◆ **MATERIAL FOR THE TASK**:

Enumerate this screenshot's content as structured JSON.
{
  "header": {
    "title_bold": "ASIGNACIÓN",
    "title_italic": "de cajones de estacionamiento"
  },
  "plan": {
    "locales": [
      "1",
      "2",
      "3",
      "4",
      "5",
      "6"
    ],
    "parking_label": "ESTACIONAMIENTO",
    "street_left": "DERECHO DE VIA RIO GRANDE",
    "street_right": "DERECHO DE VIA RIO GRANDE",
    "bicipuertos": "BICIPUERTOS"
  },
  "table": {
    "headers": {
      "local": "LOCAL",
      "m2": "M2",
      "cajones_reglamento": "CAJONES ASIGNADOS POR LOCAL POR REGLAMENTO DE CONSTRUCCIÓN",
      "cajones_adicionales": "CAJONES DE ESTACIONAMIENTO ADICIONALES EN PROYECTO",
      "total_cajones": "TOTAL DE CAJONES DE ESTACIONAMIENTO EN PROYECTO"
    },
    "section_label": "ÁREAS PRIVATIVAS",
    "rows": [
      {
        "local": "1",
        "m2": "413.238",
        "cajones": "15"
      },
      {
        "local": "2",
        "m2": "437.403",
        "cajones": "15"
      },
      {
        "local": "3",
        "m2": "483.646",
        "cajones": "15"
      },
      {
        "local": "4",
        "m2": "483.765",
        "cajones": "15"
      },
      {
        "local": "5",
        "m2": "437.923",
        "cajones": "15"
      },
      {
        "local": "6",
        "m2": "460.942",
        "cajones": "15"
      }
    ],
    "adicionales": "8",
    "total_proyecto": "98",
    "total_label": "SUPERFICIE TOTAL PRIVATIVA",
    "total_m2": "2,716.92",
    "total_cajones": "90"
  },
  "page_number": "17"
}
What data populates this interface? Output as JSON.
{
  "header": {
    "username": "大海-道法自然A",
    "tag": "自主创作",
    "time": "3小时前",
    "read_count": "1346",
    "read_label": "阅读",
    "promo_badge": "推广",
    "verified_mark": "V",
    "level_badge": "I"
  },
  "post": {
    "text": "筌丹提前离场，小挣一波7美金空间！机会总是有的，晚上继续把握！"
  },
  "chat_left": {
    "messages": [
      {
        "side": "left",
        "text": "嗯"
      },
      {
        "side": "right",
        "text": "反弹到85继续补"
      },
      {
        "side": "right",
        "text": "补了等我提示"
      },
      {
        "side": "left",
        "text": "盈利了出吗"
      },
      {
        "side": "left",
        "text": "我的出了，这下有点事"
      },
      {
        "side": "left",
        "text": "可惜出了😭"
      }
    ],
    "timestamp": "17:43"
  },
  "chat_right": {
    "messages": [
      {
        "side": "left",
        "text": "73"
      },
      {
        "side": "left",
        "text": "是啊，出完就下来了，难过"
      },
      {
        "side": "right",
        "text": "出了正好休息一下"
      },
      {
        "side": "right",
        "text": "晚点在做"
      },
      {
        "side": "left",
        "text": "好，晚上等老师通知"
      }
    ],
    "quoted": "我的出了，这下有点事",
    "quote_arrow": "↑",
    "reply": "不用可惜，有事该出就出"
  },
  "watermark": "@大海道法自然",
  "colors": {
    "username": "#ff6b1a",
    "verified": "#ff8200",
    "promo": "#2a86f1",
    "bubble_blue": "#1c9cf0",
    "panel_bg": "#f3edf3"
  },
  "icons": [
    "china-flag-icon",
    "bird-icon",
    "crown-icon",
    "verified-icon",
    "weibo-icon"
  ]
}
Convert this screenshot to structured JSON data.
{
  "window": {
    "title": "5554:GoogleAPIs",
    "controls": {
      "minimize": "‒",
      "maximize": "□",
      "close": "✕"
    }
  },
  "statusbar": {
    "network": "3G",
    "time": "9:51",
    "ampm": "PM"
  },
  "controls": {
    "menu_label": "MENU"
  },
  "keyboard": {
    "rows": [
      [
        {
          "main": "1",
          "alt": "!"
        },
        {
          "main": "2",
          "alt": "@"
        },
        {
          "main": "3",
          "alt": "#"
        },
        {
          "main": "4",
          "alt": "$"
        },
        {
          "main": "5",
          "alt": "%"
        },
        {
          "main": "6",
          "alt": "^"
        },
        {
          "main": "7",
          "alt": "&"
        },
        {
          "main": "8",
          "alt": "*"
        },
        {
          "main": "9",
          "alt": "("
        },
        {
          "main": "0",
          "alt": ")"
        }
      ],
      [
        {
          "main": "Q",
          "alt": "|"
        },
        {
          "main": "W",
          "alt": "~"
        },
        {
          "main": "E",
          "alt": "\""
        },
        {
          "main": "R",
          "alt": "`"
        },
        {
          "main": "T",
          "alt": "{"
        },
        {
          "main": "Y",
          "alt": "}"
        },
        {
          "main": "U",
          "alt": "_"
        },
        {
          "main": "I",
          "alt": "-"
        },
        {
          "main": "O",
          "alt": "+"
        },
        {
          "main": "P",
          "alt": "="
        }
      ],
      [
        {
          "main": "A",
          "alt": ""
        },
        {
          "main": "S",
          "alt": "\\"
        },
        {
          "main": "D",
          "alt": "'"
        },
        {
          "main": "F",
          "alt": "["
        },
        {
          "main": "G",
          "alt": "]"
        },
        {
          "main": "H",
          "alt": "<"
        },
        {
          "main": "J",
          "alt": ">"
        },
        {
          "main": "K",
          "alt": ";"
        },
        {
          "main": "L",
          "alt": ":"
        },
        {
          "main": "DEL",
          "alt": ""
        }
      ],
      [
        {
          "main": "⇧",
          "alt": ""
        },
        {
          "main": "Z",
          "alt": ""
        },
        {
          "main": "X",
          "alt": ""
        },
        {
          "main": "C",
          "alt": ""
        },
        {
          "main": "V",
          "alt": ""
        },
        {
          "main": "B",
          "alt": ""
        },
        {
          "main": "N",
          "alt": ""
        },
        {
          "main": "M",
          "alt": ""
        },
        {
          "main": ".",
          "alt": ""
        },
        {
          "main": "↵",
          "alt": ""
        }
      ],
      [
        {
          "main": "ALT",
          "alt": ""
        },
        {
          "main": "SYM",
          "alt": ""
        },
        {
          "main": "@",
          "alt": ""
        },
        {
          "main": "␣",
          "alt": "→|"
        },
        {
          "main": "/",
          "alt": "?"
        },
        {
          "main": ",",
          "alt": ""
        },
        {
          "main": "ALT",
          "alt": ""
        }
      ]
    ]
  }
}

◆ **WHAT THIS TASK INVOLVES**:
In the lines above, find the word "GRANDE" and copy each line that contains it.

◆ **SOLUTION**:
    "street_left": "DERECHO DE VIA RIO GRANDE",
    "street_right": "DERECHO DE VIA RIO GRANDE",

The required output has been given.